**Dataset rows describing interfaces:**
——
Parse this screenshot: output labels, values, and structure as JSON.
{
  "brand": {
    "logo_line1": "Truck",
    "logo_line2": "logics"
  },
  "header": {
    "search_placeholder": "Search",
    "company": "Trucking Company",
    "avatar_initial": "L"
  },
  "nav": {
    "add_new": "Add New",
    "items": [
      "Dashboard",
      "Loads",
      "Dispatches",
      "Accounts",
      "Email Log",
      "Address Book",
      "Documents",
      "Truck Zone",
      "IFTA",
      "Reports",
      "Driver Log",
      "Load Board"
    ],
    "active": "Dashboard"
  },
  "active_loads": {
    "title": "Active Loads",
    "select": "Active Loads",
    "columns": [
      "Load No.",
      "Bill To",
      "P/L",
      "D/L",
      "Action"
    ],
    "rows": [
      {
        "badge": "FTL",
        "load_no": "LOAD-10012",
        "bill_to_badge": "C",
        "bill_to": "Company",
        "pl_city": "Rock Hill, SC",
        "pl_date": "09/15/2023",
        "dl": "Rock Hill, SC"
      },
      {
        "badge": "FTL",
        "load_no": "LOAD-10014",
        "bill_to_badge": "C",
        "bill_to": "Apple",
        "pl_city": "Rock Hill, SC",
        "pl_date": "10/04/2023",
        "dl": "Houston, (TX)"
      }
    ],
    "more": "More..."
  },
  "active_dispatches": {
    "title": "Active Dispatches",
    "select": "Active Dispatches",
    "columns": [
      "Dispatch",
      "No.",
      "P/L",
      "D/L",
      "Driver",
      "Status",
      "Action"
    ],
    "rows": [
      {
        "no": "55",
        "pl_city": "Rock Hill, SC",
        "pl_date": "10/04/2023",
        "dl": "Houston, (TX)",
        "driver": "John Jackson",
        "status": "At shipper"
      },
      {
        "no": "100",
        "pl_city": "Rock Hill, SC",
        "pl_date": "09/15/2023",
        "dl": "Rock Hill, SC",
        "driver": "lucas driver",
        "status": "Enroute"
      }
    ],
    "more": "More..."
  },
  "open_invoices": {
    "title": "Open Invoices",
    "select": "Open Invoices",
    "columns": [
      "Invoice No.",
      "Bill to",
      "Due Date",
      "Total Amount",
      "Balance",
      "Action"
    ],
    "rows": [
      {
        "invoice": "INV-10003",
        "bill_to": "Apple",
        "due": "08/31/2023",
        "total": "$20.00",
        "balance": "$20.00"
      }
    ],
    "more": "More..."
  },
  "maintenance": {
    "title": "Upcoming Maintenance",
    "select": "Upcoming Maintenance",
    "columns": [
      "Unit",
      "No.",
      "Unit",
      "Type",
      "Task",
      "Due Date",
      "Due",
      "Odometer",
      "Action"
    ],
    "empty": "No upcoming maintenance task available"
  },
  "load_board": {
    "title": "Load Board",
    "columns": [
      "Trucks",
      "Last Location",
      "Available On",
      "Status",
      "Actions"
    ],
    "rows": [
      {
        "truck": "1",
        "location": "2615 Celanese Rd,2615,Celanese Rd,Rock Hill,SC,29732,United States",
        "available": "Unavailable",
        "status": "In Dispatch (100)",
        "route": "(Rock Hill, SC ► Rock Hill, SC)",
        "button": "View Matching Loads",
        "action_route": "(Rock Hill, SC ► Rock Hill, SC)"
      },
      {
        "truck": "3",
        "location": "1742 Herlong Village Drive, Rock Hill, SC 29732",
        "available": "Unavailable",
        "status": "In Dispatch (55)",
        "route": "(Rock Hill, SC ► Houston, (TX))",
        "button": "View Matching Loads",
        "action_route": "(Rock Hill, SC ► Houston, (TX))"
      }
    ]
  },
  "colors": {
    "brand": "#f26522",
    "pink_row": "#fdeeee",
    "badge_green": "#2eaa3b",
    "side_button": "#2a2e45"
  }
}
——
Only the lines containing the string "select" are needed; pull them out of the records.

    "select": "Active Loads",
    "select": "Active Dispatches",
    "select": "Open Invoices",
    "select": "Upcoming Maintenance",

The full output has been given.